* **What is being asked**:
The records follow. Filter them to the lines that hold "Ctrl".

Data records for software interfaces:
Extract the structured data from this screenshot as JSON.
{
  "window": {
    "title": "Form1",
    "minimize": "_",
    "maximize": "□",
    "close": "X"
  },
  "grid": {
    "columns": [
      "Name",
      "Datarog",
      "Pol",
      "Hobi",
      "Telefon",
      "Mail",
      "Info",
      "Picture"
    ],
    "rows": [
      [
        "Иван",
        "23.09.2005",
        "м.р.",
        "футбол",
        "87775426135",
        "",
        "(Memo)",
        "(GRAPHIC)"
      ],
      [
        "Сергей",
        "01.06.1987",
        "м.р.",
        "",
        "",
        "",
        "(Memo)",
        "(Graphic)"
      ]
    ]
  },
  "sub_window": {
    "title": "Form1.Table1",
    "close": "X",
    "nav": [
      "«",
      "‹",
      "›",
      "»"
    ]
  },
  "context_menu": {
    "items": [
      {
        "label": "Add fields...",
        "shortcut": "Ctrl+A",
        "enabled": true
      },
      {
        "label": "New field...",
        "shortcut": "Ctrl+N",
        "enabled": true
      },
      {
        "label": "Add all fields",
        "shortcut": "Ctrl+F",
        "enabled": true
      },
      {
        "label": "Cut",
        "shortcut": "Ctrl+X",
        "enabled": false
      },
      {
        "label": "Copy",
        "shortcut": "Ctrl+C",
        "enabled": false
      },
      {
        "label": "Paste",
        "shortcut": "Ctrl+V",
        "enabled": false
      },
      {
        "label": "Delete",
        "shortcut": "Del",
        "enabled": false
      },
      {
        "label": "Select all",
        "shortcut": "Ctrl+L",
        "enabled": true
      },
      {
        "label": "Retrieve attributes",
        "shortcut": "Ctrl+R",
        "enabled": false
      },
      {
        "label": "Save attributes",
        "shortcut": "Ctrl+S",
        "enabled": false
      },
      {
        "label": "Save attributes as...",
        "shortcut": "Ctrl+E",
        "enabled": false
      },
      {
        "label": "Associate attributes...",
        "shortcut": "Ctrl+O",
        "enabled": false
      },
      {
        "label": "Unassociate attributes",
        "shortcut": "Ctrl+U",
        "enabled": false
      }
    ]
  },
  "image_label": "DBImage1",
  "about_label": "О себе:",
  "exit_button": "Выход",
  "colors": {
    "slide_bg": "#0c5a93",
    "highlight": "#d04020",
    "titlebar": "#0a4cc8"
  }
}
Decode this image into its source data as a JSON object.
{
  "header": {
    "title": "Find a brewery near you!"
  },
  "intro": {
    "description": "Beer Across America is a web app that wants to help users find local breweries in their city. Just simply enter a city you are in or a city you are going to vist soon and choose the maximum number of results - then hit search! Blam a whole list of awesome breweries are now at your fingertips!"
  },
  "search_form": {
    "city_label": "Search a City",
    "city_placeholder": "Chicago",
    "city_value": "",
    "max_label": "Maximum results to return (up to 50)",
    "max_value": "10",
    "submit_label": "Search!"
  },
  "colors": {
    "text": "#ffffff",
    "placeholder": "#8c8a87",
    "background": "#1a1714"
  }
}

* **Solution for this task**:
        "shortcut": "Ctrl+A",
        "shortcut": "Ctrl+N",
        "shortcut": "Ctrl+F",
        "shortcut": "Ctrl+X",
        "shortcut": "Ctrl+C",
        "shortcut": "Ctrl+V",
        "shortcut": "Ctrl+L",
        "shortcut": "Ctrl+R",
        "shortcut": "Ctrl+S",
        "shortcut": "Ctrl+E",
        "shortcut": "Ctrl+O",
        "shortcut": "Ctrl+U",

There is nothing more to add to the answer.